Work required: Could you say how many lines in the records include "Ctrl"? Please give the number by itself.

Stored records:
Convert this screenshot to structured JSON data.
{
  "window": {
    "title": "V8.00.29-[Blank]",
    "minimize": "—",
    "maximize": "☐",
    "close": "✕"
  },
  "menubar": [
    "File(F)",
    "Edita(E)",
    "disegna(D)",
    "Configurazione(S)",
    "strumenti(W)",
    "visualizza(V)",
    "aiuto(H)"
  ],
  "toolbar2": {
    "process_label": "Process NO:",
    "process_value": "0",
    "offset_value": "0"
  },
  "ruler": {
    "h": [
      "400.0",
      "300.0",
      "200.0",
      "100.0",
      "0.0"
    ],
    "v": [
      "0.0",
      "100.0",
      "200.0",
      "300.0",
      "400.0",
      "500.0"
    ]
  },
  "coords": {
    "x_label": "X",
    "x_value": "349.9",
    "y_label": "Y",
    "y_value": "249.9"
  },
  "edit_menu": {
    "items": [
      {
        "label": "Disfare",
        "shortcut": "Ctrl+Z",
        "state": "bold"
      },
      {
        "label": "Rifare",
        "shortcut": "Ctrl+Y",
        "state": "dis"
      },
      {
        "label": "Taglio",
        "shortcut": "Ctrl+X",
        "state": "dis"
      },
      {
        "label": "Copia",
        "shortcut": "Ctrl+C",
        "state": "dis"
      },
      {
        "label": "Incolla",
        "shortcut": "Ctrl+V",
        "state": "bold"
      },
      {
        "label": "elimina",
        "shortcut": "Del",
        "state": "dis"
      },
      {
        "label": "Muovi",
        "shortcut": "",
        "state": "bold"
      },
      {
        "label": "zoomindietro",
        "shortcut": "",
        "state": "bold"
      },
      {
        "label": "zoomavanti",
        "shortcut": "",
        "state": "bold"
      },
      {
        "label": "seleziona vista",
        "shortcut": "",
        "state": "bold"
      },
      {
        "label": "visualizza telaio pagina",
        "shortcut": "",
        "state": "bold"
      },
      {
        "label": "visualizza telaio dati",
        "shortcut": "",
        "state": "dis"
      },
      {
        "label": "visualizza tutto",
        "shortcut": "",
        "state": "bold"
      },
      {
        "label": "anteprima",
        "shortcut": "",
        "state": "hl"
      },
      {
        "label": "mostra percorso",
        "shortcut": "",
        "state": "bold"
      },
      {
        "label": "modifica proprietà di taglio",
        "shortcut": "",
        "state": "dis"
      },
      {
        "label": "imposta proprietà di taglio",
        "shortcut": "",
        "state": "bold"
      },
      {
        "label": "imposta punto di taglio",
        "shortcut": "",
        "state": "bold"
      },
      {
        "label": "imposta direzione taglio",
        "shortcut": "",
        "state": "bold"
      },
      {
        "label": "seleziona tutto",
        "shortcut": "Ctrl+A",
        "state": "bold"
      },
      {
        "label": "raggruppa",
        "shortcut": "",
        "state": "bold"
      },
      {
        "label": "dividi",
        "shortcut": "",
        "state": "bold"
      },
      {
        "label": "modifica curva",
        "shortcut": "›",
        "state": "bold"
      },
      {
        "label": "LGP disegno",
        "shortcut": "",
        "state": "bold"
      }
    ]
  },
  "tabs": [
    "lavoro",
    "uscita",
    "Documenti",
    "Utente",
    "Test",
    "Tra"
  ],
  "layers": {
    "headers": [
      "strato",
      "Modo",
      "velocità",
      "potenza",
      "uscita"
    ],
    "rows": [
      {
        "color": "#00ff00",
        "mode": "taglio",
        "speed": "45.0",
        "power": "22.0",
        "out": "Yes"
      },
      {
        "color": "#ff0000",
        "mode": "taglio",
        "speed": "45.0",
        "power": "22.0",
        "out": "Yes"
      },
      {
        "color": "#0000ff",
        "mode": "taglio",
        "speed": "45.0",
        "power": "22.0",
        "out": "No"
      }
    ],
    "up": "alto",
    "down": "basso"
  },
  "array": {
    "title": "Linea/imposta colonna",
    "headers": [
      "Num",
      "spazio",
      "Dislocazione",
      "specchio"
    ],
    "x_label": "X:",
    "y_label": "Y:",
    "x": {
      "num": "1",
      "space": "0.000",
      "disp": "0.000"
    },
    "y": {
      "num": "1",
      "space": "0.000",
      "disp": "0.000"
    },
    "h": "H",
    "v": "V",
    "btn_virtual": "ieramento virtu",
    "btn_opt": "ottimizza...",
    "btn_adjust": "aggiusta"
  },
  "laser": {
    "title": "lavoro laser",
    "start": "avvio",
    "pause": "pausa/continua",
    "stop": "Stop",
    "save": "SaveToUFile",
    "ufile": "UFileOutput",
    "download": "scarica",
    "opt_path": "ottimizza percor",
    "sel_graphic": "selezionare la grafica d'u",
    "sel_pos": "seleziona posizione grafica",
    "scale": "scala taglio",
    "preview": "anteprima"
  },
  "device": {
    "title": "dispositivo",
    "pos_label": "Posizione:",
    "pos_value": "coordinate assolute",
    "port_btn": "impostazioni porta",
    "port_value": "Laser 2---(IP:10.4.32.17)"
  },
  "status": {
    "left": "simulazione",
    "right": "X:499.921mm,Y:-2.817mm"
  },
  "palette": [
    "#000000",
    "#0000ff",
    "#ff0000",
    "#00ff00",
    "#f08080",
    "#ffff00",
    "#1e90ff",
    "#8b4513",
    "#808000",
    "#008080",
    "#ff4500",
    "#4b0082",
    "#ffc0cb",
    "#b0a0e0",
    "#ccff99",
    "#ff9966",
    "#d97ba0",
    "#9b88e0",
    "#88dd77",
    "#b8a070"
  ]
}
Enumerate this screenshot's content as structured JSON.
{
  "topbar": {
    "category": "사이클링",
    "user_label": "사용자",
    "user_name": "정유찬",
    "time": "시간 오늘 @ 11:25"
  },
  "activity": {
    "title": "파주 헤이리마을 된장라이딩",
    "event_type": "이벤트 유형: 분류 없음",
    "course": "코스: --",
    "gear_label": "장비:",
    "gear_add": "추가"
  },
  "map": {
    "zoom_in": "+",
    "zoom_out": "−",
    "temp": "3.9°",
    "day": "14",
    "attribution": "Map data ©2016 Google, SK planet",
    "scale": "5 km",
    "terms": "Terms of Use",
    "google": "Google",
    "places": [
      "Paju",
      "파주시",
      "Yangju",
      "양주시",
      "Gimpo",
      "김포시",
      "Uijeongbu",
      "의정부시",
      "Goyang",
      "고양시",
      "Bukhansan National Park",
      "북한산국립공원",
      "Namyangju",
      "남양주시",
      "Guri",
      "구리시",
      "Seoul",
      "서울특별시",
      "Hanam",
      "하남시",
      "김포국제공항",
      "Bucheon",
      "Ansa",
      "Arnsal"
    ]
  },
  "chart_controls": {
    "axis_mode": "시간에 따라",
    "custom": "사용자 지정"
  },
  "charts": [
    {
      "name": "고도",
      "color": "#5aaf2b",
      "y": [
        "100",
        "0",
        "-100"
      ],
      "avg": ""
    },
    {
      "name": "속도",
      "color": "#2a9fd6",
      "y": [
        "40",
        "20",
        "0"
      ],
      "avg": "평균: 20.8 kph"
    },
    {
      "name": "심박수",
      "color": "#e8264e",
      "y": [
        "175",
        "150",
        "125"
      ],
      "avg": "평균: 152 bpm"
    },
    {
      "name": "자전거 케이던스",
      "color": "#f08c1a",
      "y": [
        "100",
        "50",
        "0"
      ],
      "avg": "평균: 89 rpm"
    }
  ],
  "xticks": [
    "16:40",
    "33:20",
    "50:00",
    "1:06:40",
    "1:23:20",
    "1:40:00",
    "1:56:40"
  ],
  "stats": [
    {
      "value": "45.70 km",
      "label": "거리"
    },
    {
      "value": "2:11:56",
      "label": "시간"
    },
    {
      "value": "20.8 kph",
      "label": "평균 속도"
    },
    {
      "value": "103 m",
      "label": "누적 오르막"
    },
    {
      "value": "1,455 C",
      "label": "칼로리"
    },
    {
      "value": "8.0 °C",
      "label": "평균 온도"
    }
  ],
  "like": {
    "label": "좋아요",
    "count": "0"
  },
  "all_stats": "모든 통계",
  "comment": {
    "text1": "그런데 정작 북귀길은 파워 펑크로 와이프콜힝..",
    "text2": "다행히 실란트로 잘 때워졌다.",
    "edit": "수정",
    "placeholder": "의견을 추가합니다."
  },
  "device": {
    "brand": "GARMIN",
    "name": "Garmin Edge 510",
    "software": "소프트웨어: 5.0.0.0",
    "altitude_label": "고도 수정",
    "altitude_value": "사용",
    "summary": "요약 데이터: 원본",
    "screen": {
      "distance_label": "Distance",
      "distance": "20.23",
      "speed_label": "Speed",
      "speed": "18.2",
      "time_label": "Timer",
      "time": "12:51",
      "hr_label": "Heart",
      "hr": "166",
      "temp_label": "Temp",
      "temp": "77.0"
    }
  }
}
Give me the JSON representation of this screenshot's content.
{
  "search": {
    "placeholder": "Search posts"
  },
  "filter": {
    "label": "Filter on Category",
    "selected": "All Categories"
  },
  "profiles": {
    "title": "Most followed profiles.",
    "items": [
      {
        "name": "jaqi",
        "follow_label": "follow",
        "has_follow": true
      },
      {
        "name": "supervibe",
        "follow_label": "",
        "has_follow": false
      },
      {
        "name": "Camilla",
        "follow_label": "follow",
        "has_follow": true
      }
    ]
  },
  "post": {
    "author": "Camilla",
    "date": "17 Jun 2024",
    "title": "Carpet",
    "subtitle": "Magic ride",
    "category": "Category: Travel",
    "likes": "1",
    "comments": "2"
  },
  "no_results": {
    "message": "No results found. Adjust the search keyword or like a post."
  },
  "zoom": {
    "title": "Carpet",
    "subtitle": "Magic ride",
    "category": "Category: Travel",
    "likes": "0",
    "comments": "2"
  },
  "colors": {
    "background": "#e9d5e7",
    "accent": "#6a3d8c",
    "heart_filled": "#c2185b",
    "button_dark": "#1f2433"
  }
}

Solution to this task: 6